Earlier literature had shown that FNA did not prove to be a good diagnostic tool for mediastinal germ cell tumours so management approach was not based on it.3 Based on the tumour markers and histologic assessment, primary germ cell tumour was suspected. Surgical resection of mediastinal germ cell tumours is recommended to follow chemotherapy after normalization of markers.2 Sternotomy and posterolateral thoracotomy have been used before for anterior and anterosuperior mediastinal masses.2 Mariel E Gels et al had successfully shown thoracotomy to be a successful postchemotherpay intervention in disseminated non seminomatous testicular germ cell tumours.6 Same approach has been used successfully for resection of intrathoracic primary germ cell tumour.3 In light of the cited literature VATS and Thoracotomy were performed after normalization of the tumour markers in the presentation.
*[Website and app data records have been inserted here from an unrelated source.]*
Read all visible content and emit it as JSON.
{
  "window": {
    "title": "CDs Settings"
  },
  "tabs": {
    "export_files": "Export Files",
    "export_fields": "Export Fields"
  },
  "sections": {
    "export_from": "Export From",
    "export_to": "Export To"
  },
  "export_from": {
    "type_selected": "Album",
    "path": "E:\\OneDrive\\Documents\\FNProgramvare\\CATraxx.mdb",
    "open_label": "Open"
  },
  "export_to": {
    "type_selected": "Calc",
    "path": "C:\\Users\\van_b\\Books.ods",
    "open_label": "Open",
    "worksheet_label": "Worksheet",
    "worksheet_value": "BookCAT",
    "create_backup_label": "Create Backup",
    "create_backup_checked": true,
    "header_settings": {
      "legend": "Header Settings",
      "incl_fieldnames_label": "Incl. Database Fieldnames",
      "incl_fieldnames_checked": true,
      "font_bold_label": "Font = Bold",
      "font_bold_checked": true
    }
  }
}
The tumor mass in the mediastinum which was involving the phrenic nerve, pericardium, lung and portion of left ventricle were completely resected via thoracotomy.The surgery was unremarkable and no major complications were observed.
Though multiple primary tumours remain a rather uncommon clinical observation, it is a potential risk in individuals with germ line mutations and epimutations in the DNA repair genes. Suter C M et al very recently studied two individuals with multiple primary tumours and elucidated an epimutation involving allele-specific and mosaic hypermethylation of the DNA mismatch repair gene MLH1.7 A similar genetic aberration in our patient may be responsible for the co existing primary tumours.
Hence, we support and recommend the workup comprising CT imaging of the chest, and temporal biochemical assessment of tumour markers for mediastinal germ cell tumours.
1. Whooley BP, Urschel JD, Antkowiak JG, Takita H. Primary tumors of the mediastinum J Surg Oncol 1999; 70:95-9.
2. Walsh GL, Taylor GD, Nesbitt JC, Robert J. Amato Intensive Chemotherapy and Radical Resections for Primary Nonseminomatous Mediastinal Germ cell Tumors Ann. Thorac Surg 2000; 69: 337-43.
3. Okur E, Halezeroglu S, Somay A, Atasalihi A. Unusual intrathoracic location of a primary germ cell tumor. Eur J Cardio-thorac Surg 2002; 22:651-3.
4. Dorota Plewicka, Wojceich Stefanek, Jan Luczyc-Wyhowski Epidermoid cyst of the testis . Case Rep Clin Pract Rev 2003, 4, 266-68.
5. Szymendera JJ, Zborzil J, Sikorowa L, Lenko J, Kaminska JA, Gadek A Evaluation of five tumor markers (AFP, CEA, hCG, hPL and SP1) in monitoring therapy and follow-up of patients with testicular germ cell tumors. Oncology 1983;40:1-10.
6. Mariel E. gels, Hoekstra HJ, Sleijfer DT, Nijboer AP, Molenaar WN, Ebels T. Thoracotomy for Post chemotherapy Resection of Primary Residual Tumor Mass in Patients with Nonseminomatous Testicular Germ Cell tumors. Chest 1997; 112; 967-73.
7. Suter CM, Martin DI, Ward RL Germline epimutation of MLH1 in individuals with multiple cancers. Nat Genet 2004;36:497-501.